# RECORD EXCERPTS
****************************************

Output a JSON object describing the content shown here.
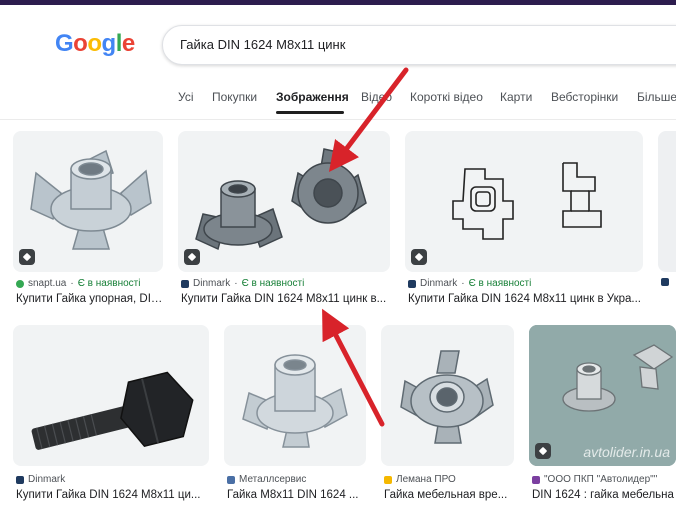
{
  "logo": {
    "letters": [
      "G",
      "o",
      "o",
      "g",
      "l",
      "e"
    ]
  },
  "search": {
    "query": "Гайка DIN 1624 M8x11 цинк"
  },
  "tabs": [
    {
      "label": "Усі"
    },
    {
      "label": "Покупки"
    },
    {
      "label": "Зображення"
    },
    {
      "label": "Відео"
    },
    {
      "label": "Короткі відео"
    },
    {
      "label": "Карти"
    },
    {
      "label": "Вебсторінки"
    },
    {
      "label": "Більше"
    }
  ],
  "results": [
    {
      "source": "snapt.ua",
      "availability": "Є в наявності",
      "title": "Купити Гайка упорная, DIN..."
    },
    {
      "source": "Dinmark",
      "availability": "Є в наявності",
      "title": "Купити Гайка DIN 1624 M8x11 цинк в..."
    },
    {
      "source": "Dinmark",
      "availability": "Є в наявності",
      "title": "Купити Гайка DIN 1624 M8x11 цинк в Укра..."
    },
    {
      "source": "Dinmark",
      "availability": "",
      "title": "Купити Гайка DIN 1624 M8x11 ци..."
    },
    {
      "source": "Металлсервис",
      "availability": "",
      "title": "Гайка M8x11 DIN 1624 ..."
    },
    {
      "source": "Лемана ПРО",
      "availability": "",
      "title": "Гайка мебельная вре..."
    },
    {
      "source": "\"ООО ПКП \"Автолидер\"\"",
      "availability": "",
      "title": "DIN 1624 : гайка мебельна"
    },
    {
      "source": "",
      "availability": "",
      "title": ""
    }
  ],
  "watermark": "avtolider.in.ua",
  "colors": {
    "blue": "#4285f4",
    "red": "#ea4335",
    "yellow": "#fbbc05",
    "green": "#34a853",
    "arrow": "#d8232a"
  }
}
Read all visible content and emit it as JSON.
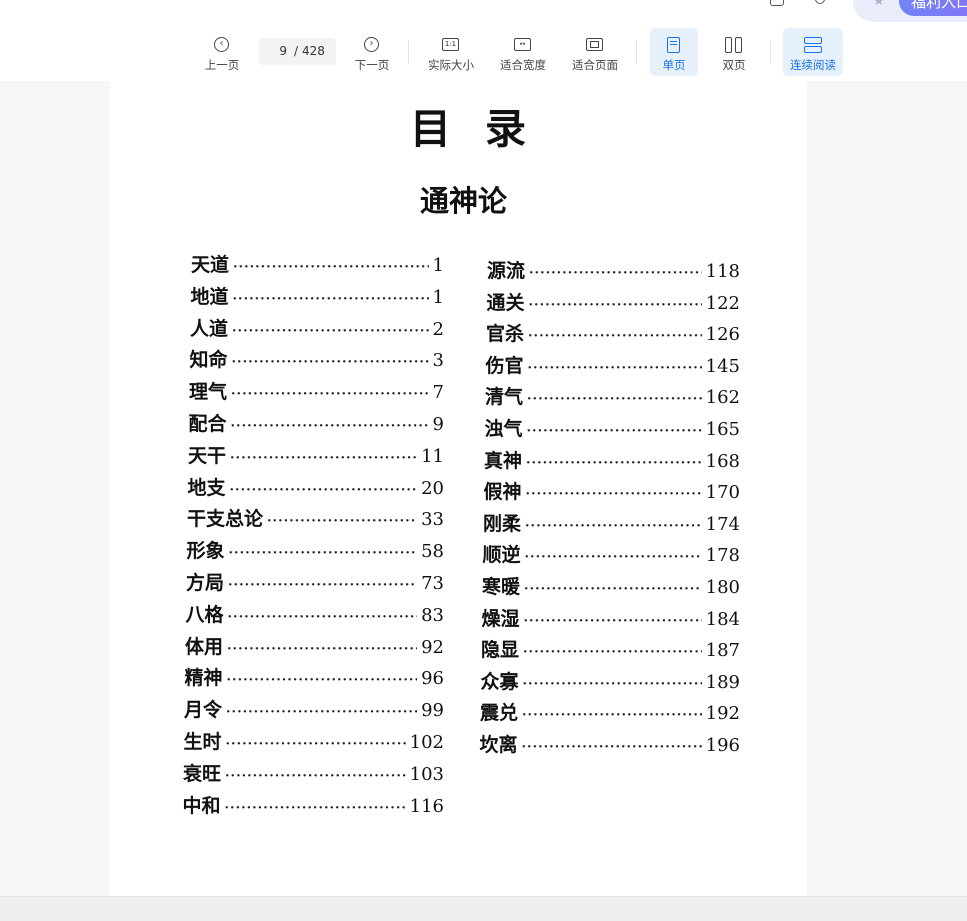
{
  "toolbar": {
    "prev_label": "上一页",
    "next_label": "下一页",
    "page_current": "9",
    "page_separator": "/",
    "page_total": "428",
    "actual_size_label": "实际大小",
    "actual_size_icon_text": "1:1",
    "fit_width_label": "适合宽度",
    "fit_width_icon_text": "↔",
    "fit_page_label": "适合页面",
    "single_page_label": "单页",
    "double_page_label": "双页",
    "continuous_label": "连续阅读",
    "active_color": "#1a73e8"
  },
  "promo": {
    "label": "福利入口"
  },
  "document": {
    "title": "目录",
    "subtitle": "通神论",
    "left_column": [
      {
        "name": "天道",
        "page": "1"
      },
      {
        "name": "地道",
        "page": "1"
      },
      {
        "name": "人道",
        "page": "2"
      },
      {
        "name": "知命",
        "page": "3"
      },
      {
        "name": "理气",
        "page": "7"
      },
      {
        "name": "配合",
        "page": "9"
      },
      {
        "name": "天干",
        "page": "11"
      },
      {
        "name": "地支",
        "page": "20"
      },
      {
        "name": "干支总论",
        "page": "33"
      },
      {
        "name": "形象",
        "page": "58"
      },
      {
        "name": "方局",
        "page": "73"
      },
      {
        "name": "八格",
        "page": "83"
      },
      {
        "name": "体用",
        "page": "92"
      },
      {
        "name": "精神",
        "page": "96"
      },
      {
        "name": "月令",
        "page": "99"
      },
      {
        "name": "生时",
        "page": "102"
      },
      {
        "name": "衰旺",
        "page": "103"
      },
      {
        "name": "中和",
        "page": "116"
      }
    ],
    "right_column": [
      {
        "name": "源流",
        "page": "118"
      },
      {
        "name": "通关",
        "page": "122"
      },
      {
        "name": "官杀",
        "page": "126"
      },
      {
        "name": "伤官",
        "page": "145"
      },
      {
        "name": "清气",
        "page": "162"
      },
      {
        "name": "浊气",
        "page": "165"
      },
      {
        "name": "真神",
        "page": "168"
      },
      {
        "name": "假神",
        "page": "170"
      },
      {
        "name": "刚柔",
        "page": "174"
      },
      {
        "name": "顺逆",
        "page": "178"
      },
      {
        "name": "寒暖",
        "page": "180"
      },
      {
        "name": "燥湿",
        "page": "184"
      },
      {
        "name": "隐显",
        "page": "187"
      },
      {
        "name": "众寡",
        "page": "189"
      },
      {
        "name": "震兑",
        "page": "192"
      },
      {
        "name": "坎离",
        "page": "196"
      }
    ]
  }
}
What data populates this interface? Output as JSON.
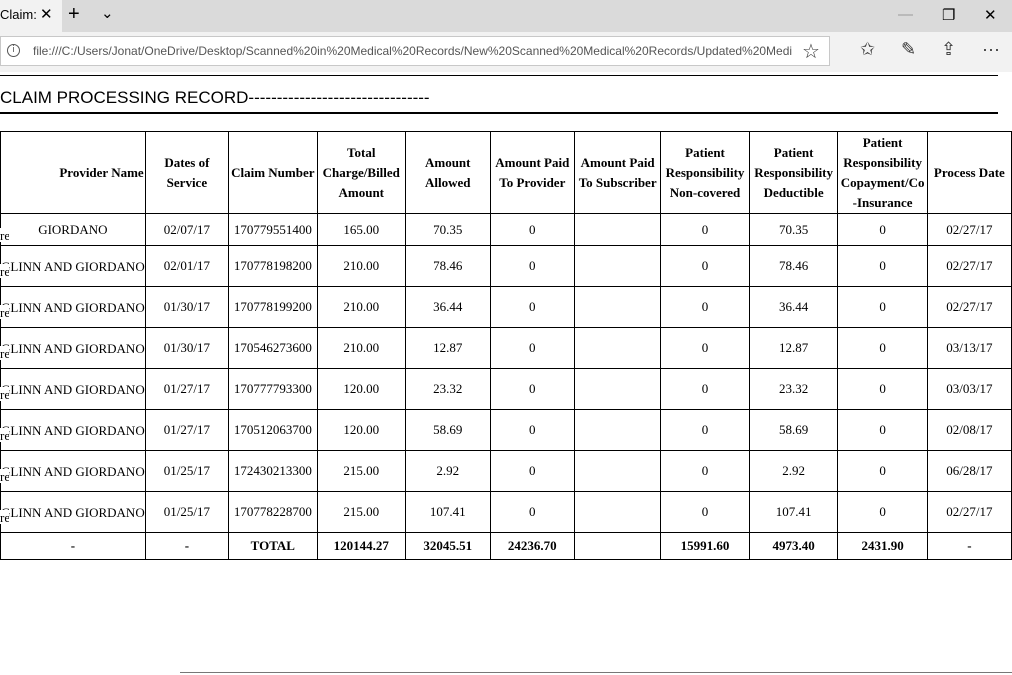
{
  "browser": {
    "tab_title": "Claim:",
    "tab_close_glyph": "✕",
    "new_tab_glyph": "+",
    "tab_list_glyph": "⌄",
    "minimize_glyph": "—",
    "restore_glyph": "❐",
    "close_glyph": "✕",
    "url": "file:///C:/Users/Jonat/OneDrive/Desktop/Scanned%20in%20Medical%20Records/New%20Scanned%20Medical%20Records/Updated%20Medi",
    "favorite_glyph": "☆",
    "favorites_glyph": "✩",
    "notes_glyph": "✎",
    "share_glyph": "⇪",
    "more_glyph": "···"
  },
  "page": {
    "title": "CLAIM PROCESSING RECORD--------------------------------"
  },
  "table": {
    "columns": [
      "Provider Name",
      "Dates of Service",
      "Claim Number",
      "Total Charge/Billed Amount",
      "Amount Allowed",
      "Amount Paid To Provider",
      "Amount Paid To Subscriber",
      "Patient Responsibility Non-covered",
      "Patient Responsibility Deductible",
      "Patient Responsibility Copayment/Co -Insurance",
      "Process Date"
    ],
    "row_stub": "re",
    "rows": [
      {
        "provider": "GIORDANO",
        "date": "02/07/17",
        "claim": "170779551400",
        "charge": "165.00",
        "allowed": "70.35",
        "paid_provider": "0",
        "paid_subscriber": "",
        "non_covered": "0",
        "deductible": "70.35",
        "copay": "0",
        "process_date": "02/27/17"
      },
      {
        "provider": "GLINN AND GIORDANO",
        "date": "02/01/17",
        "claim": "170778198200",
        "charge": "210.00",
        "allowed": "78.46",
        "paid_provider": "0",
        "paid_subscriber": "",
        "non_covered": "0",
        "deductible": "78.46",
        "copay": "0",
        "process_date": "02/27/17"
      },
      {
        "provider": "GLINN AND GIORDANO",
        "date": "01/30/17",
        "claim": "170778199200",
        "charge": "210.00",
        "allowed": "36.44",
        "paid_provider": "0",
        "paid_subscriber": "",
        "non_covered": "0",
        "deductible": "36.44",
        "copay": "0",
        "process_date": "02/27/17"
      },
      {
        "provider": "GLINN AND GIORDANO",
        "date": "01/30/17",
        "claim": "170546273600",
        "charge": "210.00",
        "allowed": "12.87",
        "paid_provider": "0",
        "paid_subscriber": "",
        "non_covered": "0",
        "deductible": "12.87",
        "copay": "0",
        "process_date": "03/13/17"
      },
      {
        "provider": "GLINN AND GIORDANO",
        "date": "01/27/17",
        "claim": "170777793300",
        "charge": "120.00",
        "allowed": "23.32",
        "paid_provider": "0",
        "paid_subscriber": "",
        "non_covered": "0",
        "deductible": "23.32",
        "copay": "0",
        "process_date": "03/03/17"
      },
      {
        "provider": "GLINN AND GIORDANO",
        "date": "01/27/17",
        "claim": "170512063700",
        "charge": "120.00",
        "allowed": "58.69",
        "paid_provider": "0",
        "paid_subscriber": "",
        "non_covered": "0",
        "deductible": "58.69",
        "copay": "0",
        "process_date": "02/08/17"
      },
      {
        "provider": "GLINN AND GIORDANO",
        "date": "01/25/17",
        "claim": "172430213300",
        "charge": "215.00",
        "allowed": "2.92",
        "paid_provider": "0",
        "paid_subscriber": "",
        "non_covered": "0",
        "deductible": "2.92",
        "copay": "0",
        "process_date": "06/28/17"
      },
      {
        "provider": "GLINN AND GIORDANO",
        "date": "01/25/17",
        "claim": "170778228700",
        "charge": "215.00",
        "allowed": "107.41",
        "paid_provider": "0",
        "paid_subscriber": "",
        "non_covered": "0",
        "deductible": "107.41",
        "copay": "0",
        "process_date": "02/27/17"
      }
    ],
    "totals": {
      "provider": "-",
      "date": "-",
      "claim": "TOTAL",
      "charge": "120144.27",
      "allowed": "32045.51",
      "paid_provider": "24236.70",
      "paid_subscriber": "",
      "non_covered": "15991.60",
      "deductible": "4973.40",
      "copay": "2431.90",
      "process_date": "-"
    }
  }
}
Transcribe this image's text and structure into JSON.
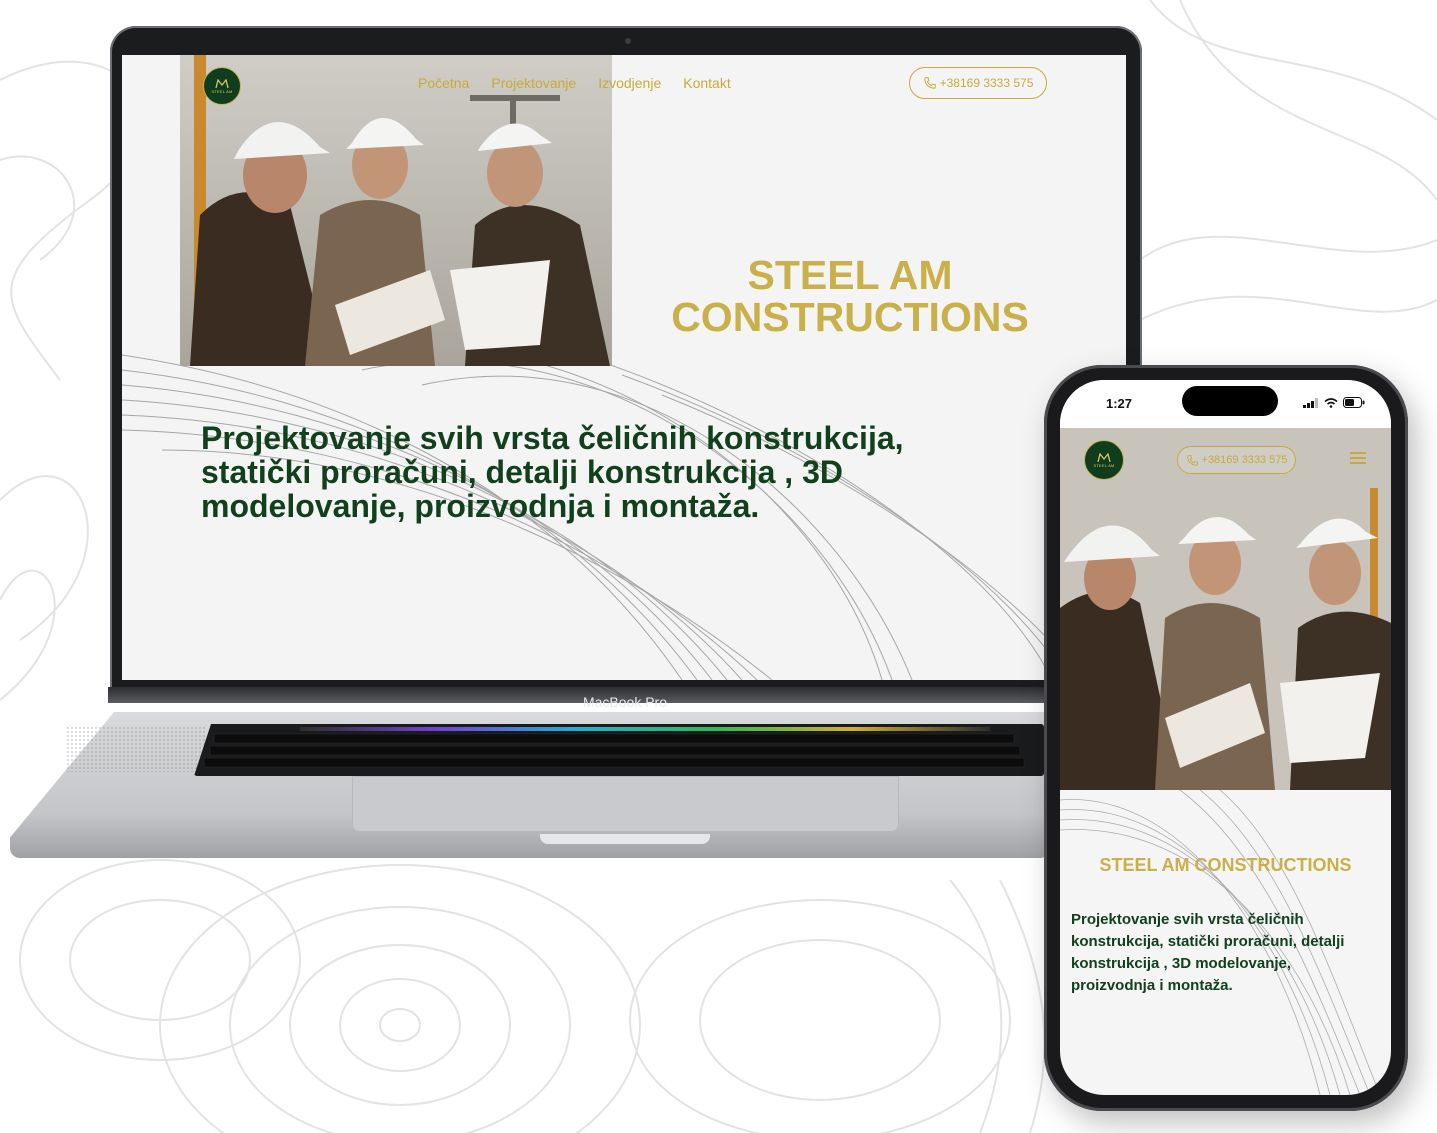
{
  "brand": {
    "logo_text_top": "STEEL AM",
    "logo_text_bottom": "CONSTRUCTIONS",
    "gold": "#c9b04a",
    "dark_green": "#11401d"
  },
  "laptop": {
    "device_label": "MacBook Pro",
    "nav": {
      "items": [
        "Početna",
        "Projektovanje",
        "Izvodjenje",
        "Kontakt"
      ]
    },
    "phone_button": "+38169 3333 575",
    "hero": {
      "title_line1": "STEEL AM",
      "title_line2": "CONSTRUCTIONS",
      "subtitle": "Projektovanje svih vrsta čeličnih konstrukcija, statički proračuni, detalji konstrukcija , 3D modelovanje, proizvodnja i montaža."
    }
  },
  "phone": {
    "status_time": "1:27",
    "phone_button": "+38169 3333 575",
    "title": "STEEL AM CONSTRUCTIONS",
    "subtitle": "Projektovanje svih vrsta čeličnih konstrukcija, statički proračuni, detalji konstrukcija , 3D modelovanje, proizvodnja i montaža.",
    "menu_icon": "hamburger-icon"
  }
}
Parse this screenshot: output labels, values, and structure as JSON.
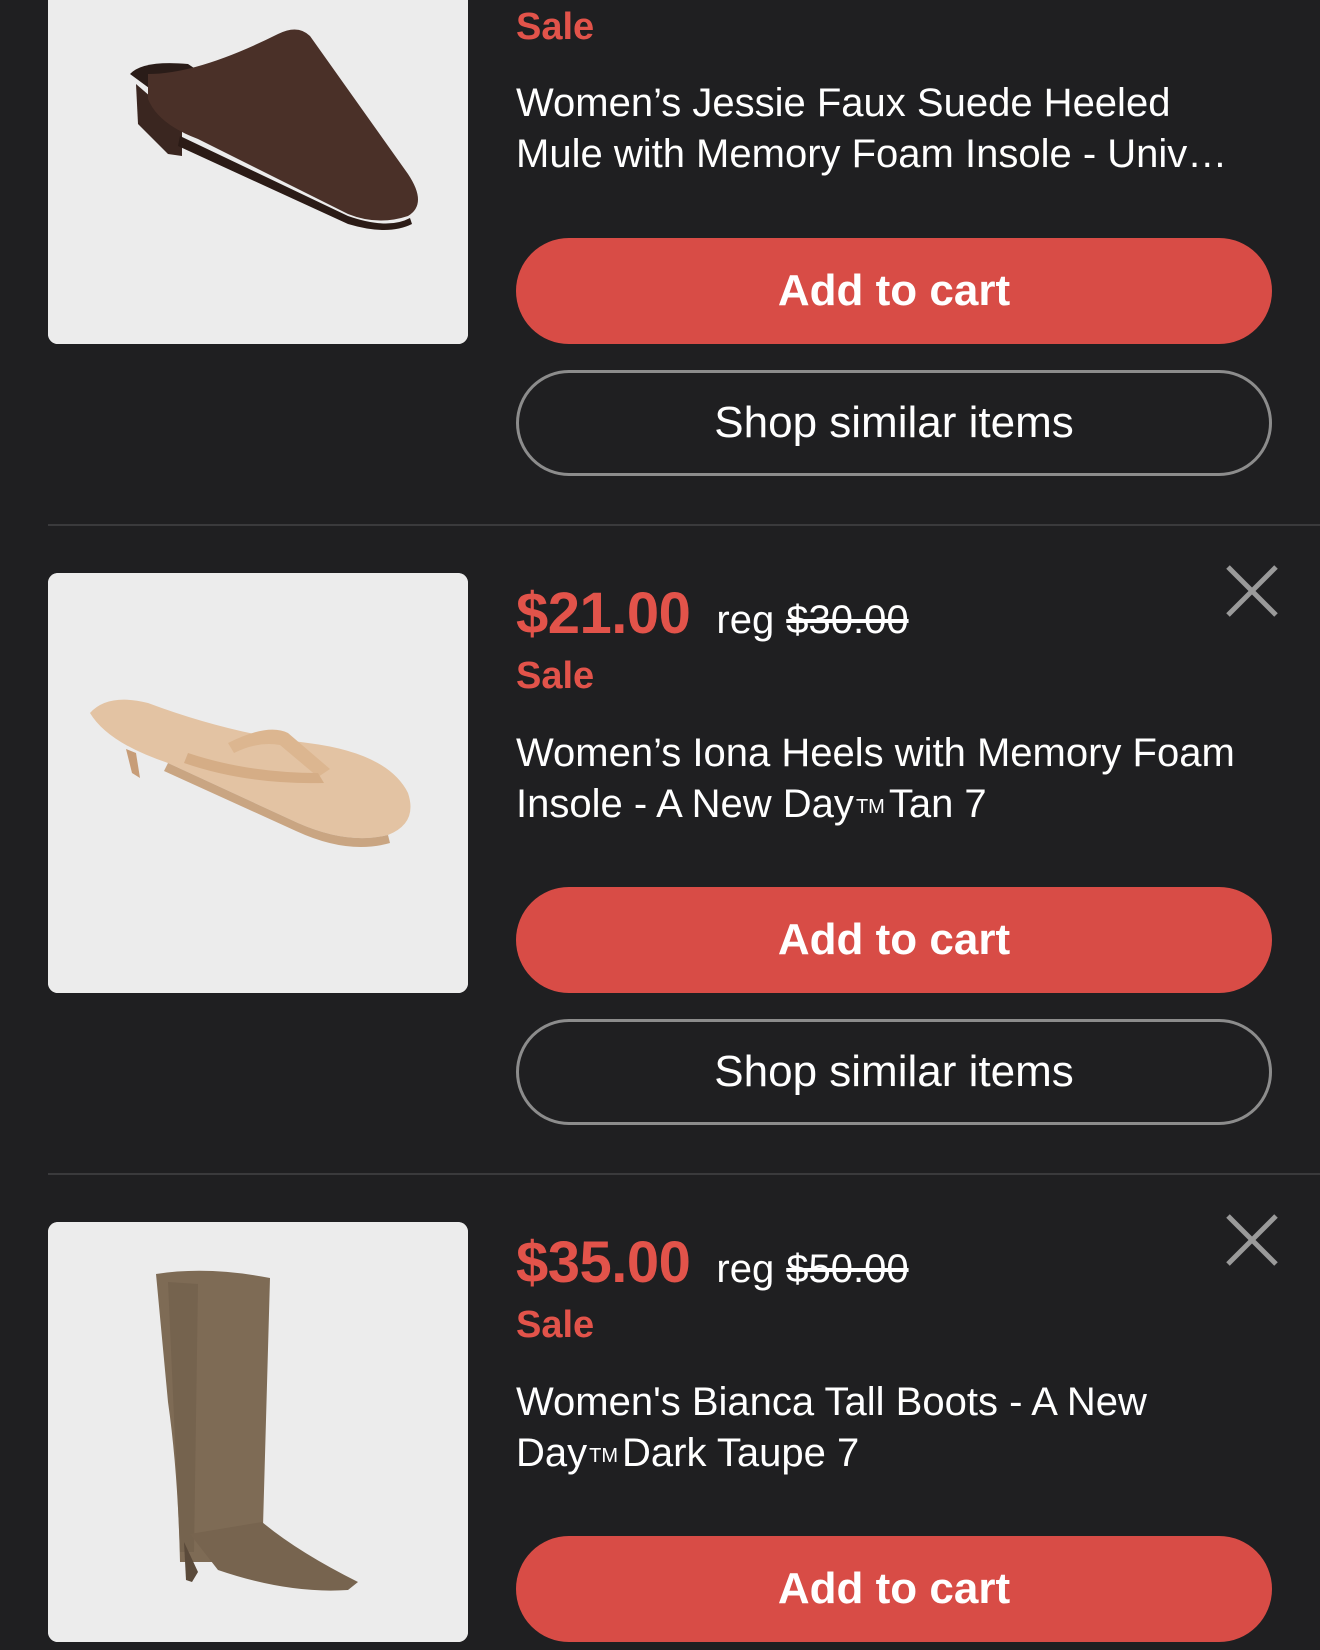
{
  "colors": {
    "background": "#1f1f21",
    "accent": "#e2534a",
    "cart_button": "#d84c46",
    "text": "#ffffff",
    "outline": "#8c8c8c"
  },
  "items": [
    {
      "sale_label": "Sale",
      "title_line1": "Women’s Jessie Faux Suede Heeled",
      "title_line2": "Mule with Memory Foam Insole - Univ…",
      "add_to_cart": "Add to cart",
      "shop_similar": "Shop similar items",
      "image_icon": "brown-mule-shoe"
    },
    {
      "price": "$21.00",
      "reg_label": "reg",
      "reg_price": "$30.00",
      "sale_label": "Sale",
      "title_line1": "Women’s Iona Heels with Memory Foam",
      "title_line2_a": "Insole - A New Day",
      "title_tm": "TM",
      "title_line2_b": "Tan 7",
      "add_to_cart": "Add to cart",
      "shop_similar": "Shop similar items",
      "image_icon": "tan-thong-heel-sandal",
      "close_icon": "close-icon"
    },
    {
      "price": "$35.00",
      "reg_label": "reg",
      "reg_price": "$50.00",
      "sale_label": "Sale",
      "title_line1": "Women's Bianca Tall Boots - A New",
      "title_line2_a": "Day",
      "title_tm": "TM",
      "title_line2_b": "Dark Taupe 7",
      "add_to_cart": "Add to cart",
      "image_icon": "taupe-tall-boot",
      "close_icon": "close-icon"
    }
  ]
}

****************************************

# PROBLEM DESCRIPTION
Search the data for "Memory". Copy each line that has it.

# TASK ANSWER
      "title_line2": "Mule with Memory Foam Insole - Univ…",
      "title_line1": "Women’s Iona Heels with Memory Foam",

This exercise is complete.